━━━━━ Supplied data

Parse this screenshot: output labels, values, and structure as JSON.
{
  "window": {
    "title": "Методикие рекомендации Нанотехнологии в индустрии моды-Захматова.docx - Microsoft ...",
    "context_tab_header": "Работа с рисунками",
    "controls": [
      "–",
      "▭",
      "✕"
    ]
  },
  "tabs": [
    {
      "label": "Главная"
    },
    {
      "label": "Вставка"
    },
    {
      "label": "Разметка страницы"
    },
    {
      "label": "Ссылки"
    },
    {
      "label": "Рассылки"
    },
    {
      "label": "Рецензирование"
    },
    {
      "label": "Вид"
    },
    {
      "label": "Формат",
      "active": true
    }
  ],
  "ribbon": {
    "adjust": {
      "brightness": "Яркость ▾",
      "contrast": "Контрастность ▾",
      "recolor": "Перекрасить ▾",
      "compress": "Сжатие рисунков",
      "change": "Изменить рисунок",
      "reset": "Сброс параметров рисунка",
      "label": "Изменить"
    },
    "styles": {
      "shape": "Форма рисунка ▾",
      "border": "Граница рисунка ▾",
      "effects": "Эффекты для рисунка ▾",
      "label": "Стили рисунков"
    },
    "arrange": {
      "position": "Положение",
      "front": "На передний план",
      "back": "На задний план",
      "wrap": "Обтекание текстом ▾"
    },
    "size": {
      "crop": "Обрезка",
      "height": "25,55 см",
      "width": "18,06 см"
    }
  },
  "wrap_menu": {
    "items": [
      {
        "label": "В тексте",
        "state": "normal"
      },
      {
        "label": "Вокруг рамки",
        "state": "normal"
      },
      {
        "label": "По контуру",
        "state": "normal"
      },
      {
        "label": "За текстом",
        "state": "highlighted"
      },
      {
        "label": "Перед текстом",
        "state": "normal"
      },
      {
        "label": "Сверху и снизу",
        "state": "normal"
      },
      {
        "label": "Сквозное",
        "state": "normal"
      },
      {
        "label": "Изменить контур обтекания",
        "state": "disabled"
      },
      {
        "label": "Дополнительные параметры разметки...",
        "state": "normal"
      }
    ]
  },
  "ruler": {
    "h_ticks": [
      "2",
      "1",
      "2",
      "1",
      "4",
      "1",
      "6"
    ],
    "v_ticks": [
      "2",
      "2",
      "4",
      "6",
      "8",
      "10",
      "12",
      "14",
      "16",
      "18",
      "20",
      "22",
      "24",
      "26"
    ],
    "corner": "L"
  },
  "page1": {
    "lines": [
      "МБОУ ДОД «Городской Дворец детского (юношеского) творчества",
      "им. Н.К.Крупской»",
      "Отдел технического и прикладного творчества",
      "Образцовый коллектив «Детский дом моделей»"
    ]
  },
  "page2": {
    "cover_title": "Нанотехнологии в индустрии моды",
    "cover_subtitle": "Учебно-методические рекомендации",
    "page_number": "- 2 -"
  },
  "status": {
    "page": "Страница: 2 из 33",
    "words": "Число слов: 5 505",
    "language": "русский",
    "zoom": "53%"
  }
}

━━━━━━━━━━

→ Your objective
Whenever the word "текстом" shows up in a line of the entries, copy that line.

→ Result of the exercise
      "wrap": "Обтекание текстом ▾"
        "label": "За текстом",
        "label": "Перед текстом",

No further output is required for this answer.